PROBLEM TO SOLVE ->
Within the records that follow, find every line containing the string "data". Copy those lines.
* * * * * * *
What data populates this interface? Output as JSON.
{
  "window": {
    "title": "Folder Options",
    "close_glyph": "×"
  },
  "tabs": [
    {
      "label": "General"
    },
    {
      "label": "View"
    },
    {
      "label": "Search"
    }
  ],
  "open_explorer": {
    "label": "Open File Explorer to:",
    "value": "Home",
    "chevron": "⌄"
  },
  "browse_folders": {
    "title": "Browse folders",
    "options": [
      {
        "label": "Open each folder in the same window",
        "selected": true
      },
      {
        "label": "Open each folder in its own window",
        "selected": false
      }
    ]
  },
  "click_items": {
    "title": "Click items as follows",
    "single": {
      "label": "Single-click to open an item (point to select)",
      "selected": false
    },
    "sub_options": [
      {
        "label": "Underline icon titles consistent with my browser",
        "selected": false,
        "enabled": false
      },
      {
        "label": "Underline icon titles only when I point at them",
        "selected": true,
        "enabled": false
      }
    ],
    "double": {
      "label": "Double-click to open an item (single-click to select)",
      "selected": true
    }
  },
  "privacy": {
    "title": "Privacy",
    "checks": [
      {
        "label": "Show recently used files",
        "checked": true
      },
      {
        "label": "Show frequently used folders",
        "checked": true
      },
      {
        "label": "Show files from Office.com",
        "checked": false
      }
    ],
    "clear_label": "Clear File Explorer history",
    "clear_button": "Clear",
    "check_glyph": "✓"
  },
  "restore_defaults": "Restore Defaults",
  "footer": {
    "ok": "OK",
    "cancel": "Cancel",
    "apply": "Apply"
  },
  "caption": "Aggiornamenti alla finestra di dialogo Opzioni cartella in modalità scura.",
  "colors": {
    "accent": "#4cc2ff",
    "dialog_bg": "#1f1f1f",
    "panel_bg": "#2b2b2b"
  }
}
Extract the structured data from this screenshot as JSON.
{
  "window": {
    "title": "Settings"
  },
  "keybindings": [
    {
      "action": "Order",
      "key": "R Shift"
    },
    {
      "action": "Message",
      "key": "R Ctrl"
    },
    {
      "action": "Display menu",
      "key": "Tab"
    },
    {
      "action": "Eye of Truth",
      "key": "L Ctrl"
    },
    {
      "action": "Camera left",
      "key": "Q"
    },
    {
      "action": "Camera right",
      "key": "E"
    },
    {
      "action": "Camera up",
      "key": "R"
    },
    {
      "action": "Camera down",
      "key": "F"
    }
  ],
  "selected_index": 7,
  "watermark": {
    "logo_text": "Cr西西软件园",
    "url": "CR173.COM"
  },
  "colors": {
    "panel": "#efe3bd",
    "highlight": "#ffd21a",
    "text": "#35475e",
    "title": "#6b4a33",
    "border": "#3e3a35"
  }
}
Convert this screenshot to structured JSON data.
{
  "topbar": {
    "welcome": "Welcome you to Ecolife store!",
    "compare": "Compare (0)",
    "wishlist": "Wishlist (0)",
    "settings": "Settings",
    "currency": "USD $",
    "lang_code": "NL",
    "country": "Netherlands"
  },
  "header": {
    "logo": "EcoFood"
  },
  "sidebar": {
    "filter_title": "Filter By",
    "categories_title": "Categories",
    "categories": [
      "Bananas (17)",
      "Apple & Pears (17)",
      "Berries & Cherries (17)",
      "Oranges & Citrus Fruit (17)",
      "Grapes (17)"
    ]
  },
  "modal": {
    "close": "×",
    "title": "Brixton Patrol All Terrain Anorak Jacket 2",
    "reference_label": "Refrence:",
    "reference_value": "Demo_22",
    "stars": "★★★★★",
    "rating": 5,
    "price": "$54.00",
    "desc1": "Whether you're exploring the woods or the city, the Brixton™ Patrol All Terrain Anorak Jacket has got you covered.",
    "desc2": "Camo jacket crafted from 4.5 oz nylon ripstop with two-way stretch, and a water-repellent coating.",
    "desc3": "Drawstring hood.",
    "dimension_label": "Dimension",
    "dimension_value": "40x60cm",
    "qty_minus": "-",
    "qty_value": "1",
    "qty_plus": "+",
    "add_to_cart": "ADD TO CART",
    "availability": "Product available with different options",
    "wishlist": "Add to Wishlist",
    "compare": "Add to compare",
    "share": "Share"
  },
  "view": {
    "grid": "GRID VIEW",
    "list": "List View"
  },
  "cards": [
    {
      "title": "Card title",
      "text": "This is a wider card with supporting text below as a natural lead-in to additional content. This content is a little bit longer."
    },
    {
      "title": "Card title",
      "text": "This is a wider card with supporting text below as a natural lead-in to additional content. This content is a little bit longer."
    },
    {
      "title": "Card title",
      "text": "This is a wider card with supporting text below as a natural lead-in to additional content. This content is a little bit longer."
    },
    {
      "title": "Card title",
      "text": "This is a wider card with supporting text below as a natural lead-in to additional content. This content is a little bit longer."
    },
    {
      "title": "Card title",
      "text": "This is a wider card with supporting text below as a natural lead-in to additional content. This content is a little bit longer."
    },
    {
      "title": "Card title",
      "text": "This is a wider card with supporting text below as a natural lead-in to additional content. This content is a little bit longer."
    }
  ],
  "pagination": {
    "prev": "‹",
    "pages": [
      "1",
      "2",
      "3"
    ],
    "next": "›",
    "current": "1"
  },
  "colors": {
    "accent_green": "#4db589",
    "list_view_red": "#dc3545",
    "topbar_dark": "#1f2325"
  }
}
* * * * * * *
COMPLETED TASK ->
What data populates this interface? Output as JSON.
Extract the structured data from this screenshot as JSON.
Convert this screenshot to structured JSON data.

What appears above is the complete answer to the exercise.